▶ Assigned task
The answer is the set of lines that include "Python", copied from the data below.

++++ Records shown ++++

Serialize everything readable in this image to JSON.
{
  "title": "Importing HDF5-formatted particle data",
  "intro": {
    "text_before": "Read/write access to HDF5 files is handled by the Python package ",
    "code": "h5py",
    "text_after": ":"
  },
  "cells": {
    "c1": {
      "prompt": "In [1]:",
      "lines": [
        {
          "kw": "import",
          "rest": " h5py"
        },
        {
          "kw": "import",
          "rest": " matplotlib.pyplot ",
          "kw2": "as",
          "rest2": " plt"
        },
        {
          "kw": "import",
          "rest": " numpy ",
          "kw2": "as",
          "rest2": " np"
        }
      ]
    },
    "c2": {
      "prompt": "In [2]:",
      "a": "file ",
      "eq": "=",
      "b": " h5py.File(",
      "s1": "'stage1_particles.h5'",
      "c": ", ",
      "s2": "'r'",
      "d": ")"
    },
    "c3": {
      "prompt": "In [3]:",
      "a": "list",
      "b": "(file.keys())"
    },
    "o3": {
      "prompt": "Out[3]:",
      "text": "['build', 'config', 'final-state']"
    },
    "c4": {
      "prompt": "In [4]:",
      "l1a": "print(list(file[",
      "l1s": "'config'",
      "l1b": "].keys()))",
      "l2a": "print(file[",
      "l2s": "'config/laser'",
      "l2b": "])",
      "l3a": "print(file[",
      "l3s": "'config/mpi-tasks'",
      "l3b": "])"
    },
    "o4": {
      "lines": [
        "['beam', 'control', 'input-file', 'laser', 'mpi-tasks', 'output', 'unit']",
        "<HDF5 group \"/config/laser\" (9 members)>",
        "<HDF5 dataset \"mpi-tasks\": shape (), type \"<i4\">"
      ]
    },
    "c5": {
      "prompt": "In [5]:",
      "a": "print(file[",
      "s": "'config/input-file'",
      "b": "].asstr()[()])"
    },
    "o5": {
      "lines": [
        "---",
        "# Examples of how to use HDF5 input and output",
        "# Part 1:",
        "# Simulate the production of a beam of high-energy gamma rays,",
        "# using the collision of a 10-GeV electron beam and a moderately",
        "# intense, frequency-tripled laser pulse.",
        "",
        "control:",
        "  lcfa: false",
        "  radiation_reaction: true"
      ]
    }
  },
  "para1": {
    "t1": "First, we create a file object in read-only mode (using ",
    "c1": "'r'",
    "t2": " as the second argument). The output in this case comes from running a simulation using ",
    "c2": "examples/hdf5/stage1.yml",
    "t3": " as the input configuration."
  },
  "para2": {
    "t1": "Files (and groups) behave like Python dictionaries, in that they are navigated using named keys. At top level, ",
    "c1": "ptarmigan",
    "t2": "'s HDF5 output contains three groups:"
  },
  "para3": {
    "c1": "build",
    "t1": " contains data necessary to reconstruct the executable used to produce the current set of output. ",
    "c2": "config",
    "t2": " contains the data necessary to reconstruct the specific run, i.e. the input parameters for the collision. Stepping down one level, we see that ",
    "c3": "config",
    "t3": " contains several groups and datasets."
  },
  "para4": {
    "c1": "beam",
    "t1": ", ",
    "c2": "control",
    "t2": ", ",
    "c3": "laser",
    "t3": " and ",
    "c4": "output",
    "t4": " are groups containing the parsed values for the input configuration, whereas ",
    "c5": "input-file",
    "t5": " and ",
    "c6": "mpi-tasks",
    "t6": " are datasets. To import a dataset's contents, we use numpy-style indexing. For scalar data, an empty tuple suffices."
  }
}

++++
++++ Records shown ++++

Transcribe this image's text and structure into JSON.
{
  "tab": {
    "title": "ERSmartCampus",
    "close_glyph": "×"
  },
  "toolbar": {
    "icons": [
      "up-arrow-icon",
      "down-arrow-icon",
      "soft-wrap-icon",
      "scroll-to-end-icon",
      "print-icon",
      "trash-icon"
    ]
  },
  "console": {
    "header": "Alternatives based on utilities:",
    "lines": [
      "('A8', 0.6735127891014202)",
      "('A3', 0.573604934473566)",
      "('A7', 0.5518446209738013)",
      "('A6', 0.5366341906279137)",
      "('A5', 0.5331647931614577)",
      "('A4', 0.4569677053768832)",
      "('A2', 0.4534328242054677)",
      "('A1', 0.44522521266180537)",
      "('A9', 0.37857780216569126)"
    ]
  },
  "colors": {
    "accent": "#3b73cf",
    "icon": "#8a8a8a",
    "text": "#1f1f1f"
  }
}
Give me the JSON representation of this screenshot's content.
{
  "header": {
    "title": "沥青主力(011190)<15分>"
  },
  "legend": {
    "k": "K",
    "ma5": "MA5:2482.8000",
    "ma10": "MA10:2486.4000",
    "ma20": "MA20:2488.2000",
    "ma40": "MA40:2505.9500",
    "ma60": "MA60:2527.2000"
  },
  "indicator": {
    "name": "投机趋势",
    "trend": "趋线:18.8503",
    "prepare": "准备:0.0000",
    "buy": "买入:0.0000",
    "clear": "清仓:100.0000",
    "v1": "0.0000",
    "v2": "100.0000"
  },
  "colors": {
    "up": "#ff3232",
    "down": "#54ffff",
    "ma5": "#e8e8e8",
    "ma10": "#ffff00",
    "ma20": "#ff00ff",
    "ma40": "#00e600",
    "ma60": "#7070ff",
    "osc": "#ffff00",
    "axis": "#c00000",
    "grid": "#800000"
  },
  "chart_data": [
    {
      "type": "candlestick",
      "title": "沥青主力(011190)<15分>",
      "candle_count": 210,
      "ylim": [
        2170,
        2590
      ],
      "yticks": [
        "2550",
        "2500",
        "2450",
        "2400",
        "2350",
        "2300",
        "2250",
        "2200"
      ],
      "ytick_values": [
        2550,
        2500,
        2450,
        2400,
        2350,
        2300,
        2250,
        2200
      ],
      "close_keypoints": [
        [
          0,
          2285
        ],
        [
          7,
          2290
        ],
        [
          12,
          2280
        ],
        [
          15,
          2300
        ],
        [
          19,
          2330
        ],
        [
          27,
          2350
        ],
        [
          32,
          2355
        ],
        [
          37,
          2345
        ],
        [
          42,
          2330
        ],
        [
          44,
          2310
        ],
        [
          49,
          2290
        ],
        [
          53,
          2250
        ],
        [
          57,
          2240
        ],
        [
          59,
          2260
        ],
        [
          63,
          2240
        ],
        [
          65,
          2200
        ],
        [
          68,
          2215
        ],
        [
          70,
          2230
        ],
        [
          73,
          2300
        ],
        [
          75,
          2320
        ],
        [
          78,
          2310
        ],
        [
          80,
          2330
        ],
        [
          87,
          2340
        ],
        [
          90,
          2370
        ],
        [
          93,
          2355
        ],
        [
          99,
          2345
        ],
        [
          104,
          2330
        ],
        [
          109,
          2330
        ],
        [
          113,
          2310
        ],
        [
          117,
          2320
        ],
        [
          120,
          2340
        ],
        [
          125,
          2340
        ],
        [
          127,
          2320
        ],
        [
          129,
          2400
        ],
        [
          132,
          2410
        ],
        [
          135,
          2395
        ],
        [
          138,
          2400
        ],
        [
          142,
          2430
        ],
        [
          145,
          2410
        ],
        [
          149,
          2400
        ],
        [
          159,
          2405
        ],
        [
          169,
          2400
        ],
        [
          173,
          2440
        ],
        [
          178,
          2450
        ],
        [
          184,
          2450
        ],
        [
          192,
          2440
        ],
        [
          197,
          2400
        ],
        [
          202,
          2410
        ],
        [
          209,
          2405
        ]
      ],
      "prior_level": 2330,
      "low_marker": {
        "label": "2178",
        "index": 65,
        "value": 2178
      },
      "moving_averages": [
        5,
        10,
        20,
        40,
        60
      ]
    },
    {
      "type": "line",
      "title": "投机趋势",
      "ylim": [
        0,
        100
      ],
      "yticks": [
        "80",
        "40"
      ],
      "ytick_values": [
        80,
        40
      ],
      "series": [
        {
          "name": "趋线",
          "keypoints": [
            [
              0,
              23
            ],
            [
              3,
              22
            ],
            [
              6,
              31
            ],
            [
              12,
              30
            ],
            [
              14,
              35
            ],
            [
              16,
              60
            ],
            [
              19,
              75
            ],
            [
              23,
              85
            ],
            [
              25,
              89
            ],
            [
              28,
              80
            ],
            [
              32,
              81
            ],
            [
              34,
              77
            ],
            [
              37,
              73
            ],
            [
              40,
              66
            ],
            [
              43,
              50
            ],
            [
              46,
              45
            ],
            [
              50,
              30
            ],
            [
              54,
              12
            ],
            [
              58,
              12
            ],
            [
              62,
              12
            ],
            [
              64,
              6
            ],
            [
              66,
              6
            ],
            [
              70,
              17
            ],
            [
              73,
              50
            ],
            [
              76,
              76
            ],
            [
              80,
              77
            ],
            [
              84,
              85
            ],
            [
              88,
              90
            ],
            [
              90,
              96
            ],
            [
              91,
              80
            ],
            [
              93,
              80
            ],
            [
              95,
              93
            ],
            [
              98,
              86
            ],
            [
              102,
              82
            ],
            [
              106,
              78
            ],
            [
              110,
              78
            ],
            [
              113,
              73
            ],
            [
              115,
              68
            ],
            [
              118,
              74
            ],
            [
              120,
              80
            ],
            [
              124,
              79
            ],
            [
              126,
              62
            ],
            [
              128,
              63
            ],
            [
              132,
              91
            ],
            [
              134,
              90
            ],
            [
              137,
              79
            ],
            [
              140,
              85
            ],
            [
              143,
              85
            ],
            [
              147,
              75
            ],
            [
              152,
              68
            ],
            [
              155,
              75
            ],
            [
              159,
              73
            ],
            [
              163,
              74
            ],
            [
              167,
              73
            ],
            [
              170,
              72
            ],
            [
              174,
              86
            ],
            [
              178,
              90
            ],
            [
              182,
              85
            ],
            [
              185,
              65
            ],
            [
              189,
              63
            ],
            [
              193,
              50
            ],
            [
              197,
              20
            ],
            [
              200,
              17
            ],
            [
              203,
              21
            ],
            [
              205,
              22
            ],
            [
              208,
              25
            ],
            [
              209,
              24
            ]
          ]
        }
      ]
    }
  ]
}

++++

▶ Response
    "text_before": "Read/write access to HDF5 files is handled by the Python package ",
    "t1": "Files (and groups) behave like Python dictionaries, in that they are navigated using named keys. At top level, ",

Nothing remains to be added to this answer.